*** Data provided Section Begins ***

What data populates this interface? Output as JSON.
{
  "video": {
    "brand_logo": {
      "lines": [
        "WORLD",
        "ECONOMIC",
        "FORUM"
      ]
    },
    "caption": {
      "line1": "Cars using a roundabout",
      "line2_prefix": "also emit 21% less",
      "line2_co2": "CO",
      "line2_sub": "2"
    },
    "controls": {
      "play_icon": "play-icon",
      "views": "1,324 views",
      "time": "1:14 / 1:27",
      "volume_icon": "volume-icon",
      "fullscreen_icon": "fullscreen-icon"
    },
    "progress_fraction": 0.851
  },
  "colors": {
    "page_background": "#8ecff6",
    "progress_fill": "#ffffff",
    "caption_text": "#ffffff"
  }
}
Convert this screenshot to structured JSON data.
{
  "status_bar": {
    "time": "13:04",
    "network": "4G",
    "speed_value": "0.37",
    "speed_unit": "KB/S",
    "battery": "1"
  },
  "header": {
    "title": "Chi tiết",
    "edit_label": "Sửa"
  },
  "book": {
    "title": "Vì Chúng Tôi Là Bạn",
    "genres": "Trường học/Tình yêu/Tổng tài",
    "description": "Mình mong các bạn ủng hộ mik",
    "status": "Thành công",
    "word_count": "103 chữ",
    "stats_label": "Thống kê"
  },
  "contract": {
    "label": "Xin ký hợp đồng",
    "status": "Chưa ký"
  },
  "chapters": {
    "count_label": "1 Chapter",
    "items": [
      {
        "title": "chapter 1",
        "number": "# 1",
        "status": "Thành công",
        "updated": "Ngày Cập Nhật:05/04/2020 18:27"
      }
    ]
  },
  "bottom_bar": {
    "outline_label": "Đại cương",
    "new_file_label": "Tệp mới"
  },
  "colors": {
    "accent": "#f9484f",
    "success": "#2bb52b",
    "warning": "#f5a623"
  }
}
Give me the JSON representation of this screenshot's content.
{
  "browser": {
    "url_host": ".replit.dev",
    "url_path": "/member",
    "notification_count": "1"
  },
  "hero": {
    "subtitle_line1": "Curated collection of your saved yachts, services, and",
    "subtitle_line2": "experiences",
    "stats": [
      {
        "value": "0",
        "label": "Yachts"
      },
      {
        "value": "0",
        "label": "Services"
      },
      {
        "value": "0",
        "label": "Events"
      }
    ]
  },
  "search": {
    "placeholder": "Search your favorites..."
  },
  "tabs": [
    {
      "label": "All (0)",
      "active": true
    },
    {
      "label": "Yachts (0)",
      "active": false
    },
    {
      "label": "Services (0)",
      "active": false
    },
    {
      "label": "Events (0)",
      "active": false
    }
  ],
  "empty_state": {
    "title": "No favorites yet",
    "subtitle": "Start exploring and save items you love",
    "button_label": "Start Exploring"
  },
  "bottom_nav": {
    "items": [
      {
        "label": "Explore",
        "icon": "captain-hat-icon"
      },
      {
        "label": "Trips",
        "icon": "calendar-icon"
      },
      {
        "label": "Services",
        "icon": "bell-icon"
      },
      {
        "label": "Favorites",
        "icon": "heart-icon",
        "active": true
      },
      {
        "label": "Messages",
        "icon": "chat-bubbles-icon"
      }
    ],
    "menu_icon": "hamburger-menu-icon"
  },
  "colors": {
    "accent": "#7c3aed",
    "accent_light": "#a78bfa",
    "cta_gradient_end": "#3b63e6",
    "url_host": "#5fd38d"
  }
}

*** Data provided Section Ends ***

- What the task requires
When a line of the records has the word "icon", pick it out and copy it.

- Written response
      "play_icon": "play-icon",
      "volume_icon": "volume-icon",
      "fullscreen_icon": "fullscreen-icon"
        "icon": "captain-hat-icon"
        "icon": "calendar-icon"
        "icon": "bell-icon"
        "icon": "heart-icon",
        "icon": "chat-bubbles-icon"
    "menu_icon": "hamburger-menu-icon"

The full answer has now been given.